Thankfully, it was a false alarm. Classes were remained in session on Monday, with some increased police presence. 

According to Sergeant Adam Broderick, an investigator with the LAPD's Major Crimes Division, this kind of incident happens with some frequency, although it may not always make the headlines.

Major Crimes fields the more complicated cases of school threats. And they've found that most often, the kids issuing the threats either don't appreciate the seriousness of their act, or may do so as a cry for help. "There are no actual intentions to commit a violent act," said Sgt. Broderick. "However, it doesn't mean they don't mean the criteria for a criminal threat."

The LAPD has launched an educational campaign, "End It. Don't Send It" aimed at teaching kids about the legal gravity of making threats of violence on campus, and how it could derail their entire lives. 

https://twitter.com/LAPDHQ/status/865236034958745601

Major Crimes hopes that if they can impart this message to students and parents, they can prevent kids from making that one stupid mistake that could catapult them into the criminal justice system. Through school meetings and a social media campaign, they want kids to understand that making a threat, even if they don't mean it, is against the law and can land them in jail. 

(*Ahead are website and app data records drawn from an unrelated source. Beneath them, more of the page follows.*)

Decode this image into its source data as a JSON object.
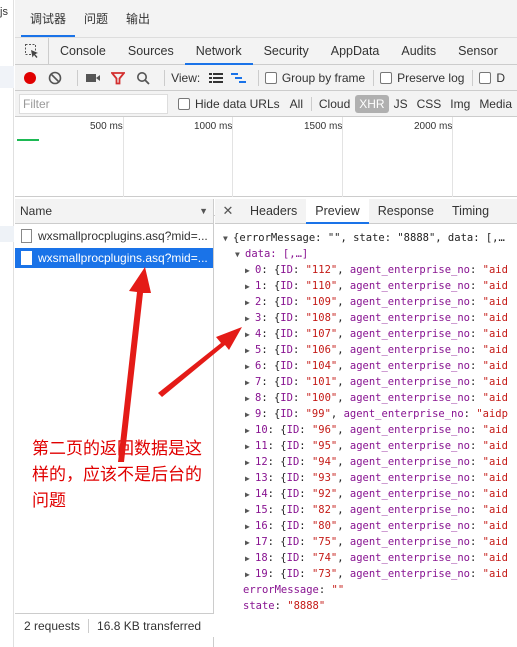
{
  "left_strip": {
    "label": "js"
  },
  "top_tabs": [
    "调试器",
    "问题",
    "输出"
  ],
  "main_tabs": [
    "Console",
    "Sources",
    "Network",
    "Security",
    "AppData",
    "Audits",
    "Sensor"
  ],
  "toolbar": {
    "view_label": "View:",
    "group_by_frame": "Group by frame",
    "preserve_log": "Preserve log",
    "disable_cache_partial": "D"
  },
  "filter": {
    "placeholder": "Filter",
    "hide_data_urls": "Hide data URLs",
    "types": [
      "All",
      "Cloud",
      "XHR",
      "JS",
      "CSS",
      "Img",
      "Media"
    ]
  },
  "timeline": {
    "ticks": [
      "500 ms",
      "1000 ms",
      "1500 ms",
      "2000 ms"
    ]
  },
  "requests": {
    "header": "Name",
    "rows": [
      "wxsmallprocplugins.asq?mid=...",
      "wxsmallprocplugins.asq?mid=..."
    ],
    "status": {
      "count": "2 requests",
      "transferred": "16.8 KB transferred"
    }
  },
  "detail_tabs": [
    "Headers",
    "Preview",
    "Response",
    "Timing"
  ],
  "preview": {
    "root": "{errorMessage: \"\", state: \"8888\", data: [,…",
    "data_line": "data: [,…]",
    "items": [
      {
        "index": "0",
        "id": "\"112\""
      },
      {
        "index": "1",
        "id": "\"110\""
      },
      {
        "index": "2",
        "id": "\"109\""
      },
      {
        "index": "3",
        "id": "\"108\""
      },
      {
        "index": "4",
        "id": "\"107\""
      },
      {
        "index": "5",
        "id": "\"106\""
      },
      {
        "index": "6",
        "id": "\"104\""
      },
      {
        "index": "7",
        "id": "\"101\""
      },
      {
        "index": "8",
        "id": "\"100\""
      },
      {
        "index": "9",
        "id": "\"99\""
      },
      {
        "index": "10",
        "id": "\"96\""
      },
      {
        "index": "11",
        "id": "\"95\""
      },
      {
        "index": "12",
        "id": "\"94\""
      },
      {
        "index": "13",
        "id": "\"93\""
      },
      {
        "index": "14",
        "id": "\"92\""
      },
      {
        "index": "15",
        "id": "\"82\""
      },
      {
        "index": "16",
        "id": "\"80\""
      },
      {
        "index": "17",
        "id": "\"75\""
      },
      {
        "index": "18",
        "id": "\"74\""
      },
      {
        "index": "19",
        "id": "\"73\""
      }
    ],
    "item_key": "ID",
    "item_field": "agent_enterprise_no",
    "item_tail": "\"aid",
    "item_tail_9": "\"aidp",
    "error_message_line": {
      "key": "errorMessage",
      "value": "\"\""
    },
    "state_line": {
      "key": "state",
      "value": "\"8888\""
    }
  },
  "annotation": {
    "text": "第二页的返回数据是这样的，应该不是后台的问题",
    "color": "#e00000"
  },
  "colors": {
    "accent": "#1a73e8",
    "record": "#e00000",
    "filter_icon": "#d32f2f"
  }
}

Sgt. Broderick wants parents to know that they need to be aware of what their kids are doing on their phones and to talk with them about how to use it responsibly. "Make sure that you have these conversations with them about sending these types of threats, and what to do if they should receive a threat or to become aware of a threat, to let an adult know."

To hear the full interview, click on the media player above.